Each line of the material that mentions the word "업무처리" is to be copied.

• • • •

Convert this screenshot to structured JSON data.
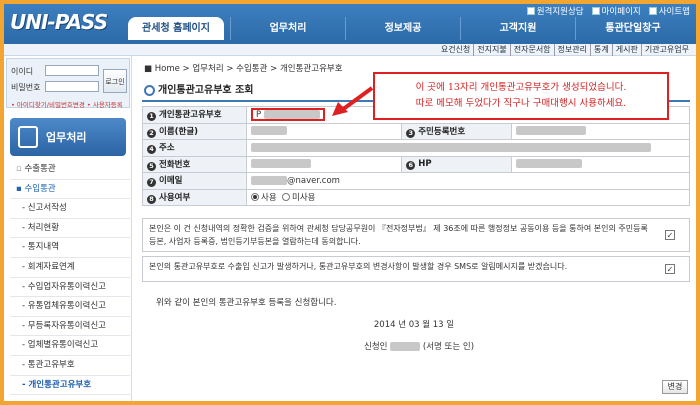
{
  "app": {
    "logo": "UNI-PASS",
    "logo_sub": ""
  },
  "util": [
    "원격지원상담",
    "마이페이지",
    "사이트맵"
  ],
  "home_tab": "관세청 홈페이지",
  "main_nav": [
    "업무처리",
    "정보제공",
    "고객지원",
    "통관단일창구"
  ],
  "sub_nav": [
    "요건신청",
    "전지지불",
    "전자문서함",
    "정보관리",
    "통계",
    "게시판",
    "기관고유업무"
  ],
  "login": {
    "id_label": "이이디",
    "pw_label": "비밀번호",
    "button": "로그인",
    "links": "• 아이디찾기/비밀번호변경 • 사용자등록"
  },
  "menu_title": "업무처리",
  "menu": [
    {
      "label": "수출통관",
      "type": "top"
    },
    {
      "label": "수입통관",
      "type": "sel"
    },
    {
      "label": "- 신고서작성",
      "type": "sub"
    },
    {
      "label": "- 처리현황",
      "type": "sub"
    },
    {
      "label": "- 통지내역",
      "type": "sub"
    },
    {
      "label": "- 회계자료연계",
      "type": "sub"
    },
    {
      "label": "- 수입업자유통이력신고",
      "type": "sub"
    },
    {
      "label": "- 유통업체유통이력신고",
      "type": "sub"
    },
    {
      "label": "- 무등록자유통이력신고",
      "type": "sub"
    },
    {
      "label": "- 업체별유통이력신고",
      "type": "sub"
    },
    {
      "label": "- 통관고유부호",
      "type": "sub"
    },
    {
      "label": "- 개인통관고유부호",
      "type": "cur"
    }
  ],
  "breadcrumb": "Home > 업무처리 > 수입통관 > 개인통관고유부호",
  "page_title": "개인통관고유부호 조회",
  "rows": {
    "code": {
      "num": "①",
      "label": "개인통관고유부호",
      "value_prefix": "P"
    },
    "name": {
      "num": "②",
      "label": "이름(한글)"
    },
    "rrn": {
      "num": "③",
      "label": "주민등록번호"
    },
    "address": {
      "num": "④",
      "label": "주소"
    },
    "phone": {
      "num": "⑤",
      "label": "전화번호"
    },
    "hp": {
      "num": "⑥",
      "label": "HP"
    },
    "email": {
      "num": "⑦",
      "label": "이메일",
      "value_suffix": "@naver.com"
    },
    "use": {
      "num": "⑧",
      "label": "사용여부",
      "opt_use": "사용",
      "opt_nouse": "미사용"
    }
  },
  "agree1": "본인은 이 건 신청내역의 정확한 검증을 위하여 관세청 담당공무원이 『전자정부법』 제 36조에 따른 행정정보 공동이용 등을 통하여 본인의 주민등록등본, 사업자 등록증, 법인등기부등본을 열람하는데 동의합니다.",
  "agree2": "본인의 통관고유부호로 수출입 신고가 발생하거나, 통관고유부호의 변경사항이 발생할 경우 SMS로 알림메시지를 받겠습니다.",
  "note": "위와 같이 본인의 통관고유부호 등록을 신청합니다.",
  "date": "2014 년 03 월 13 일",
  "sign_label": "신청인",
  "sign_suffix": "(서명 또는 인)",
  "edit_button": "변경",
  "callout_line1": "이 곳에 13자리 개인통관고유부호가 생성되었습니다.",
  "callout_line2": "따로 메모해 두었다가 직구나 구매대행시 사용하세요.",
  "colors": {
    "accent_blue": "#2c6aa8",
    "frame_orange": "#f3a531",
    "callout_red": "#e02020"
  }
}
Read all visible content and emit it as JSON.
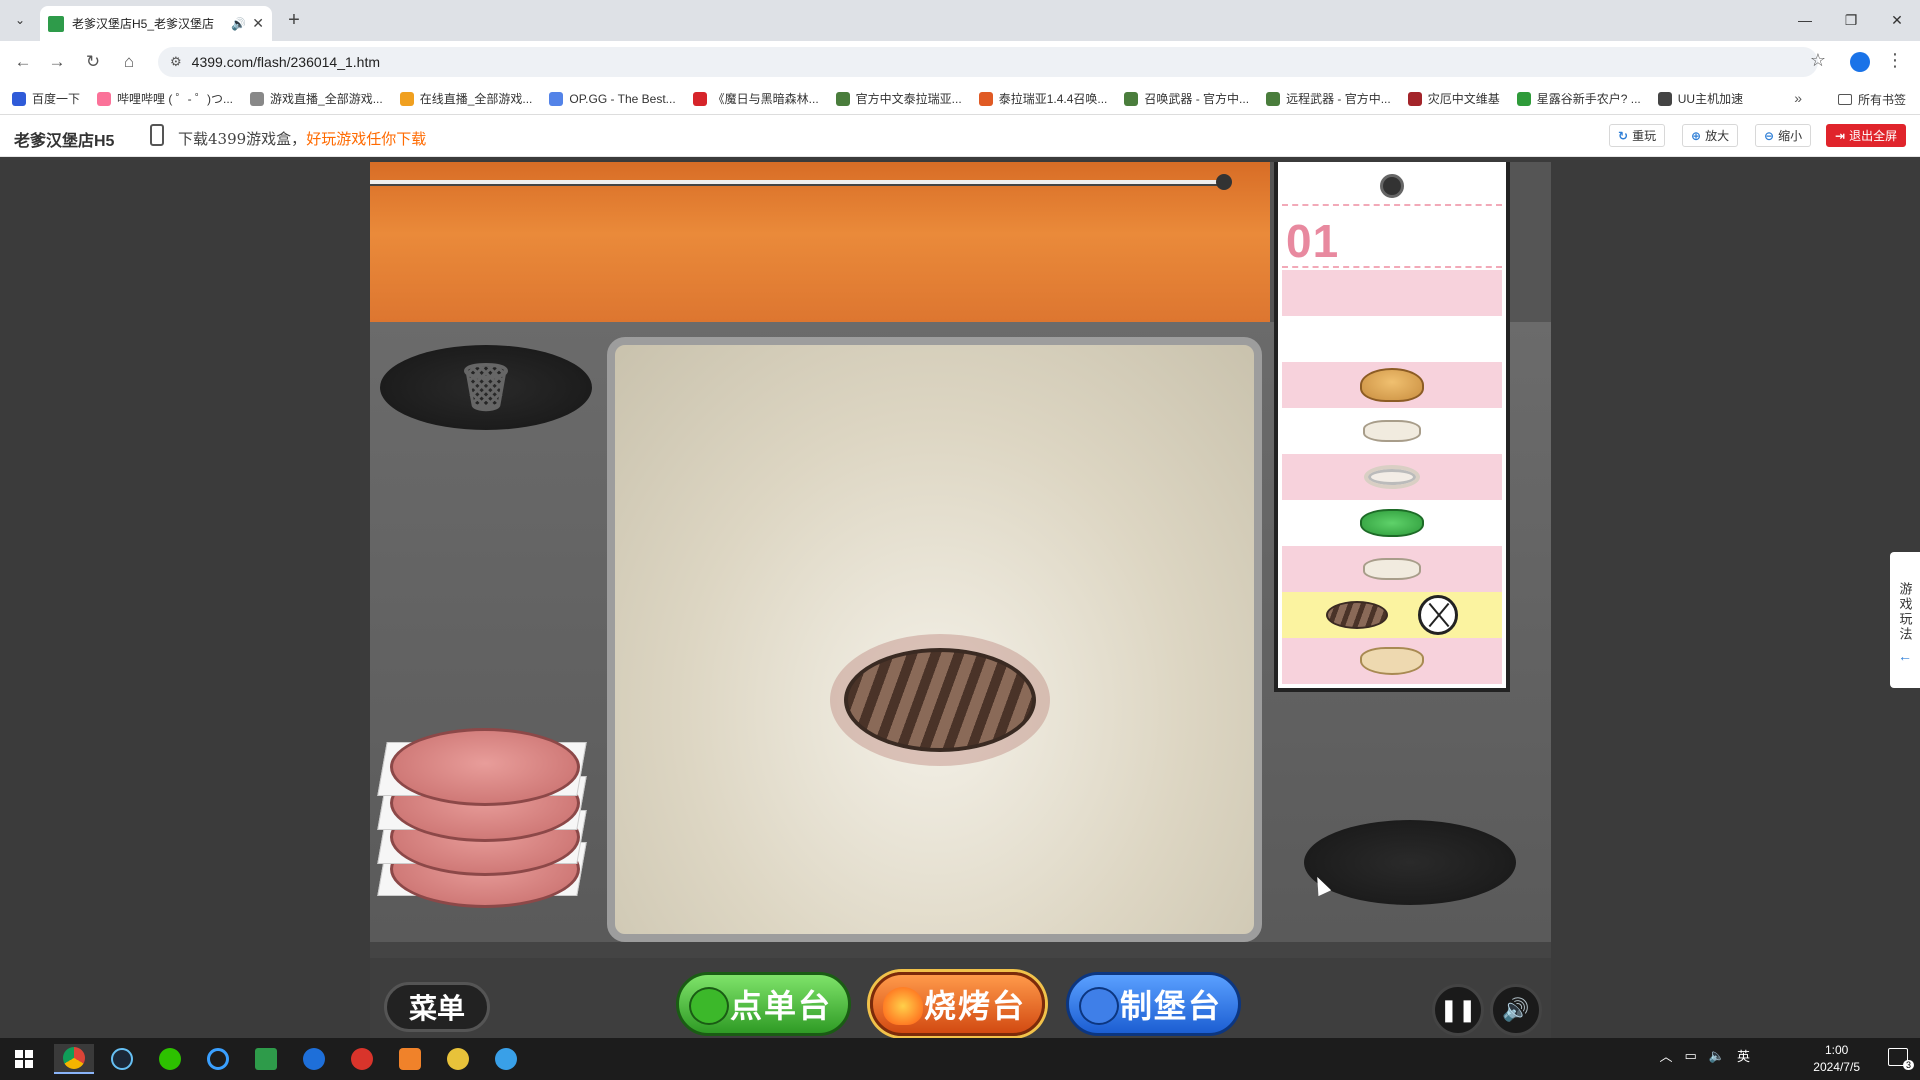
{
  "browser": {
    "tab_title": "老爹汉堡店H5_老爹汉堡店",
    "new_tab_label": "+",
    "url": "4399.com/flash/236014_1.htm",
    "bookmarks": [
      {
        "label": "百度一下",
        "color": "#2f5bd8"
      },
      {
        "label": "哔哩哔哩 ( ゜- ゜)つ...",
        "color": "#fb7299"
      },
      {
        "label": "游戏直播_全部游戏...",
        "color": "#888888"
      },
      {
        "label": "在线直播_全部游戏...",
        "color": "#f0a020"
      },
      {
        "label": "OP.GG - The Best...",
        "color": "#5383e8"
      },
      {
        "label": "《魔日与黑暗森林...",
        "color": "#d6242a"
      },
      {
        "label": "官方中文泰拉瑞亚...",
        "color": "#4a7d3c"
      },
      {
        "label": "泰拉瑞亚1.4.4召唤...",
        "color": "#e05a24"
      },
      {
        "label": "召唤武器 - 官方中...",
        "color": "#4a7d3c"
      },
      {
        "label": "远程武器 - 官方中...",
        "color": "#4a7d3c"
      },
      {
        "label": "灾厄中文维基",
        "color": "#a3242a"
      },
      {
        "label": "星露谷新手农户? ...",
        "color": "#2f9b3a"
      },
      {
        "label": "UU主机加速",
        "color": "#444444"
      }
    ],
    "bookmarks_more": "»",
    "all_bookmarks": "所有书签"
  },
  "page_header": {
    "game_name": "老爹汉堡店H5",
    "promo_text": "下载4399游戏盒，",
    "promo_highlight": "好玩游戏任你下载",
    "buttons": {
      "replay": "重玩",
      "zoom_in": "放大",
      "zoom_out": "缩小",
      "exit_fullscreen": "退出全屏"
    },
    "side_tab": "游戏玩法"
  },
  "game": {
    "ticket_number": "01",
    "order_items": [
      {
        "name": "top-bun",
        "bg": "pink"
      },
      {
        "name": "cheese",
        "bg": "white"
      },
      {
        "name": "onion",
        "bg": "pink"
      },
      {
        "name": "lettuce",
        "bg": "white"
      },
      {
        "name": "cheese",
        "bg": "pink"
      },
      {
        "name": "patty",
        "bg": "yellow"
      },
      {
        "name": "bottom-bun",
        "bg": "pink"
      }
    ],
    "menu_label": "菜单",
    "stations": {
      "order": "点单台",
      "grill": "烧烤台",
      "build": "制堡台"
    },
    "pause_symbol": "❚❚",
    "sound_symbol": "🔊"
  },
  "taskbar": {
    "ime": "英",
    "time": "1:00",
    "date": "2024/7/5",
    "notifications": "3"
  }
}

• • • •

*SOLUTION FOR THIS TASK*:
    "업무처리",
  "menu_title": "업무처리",
  "breadcrumb": "Home > 업무처리 > 수입통관 > 개인통관고유부호",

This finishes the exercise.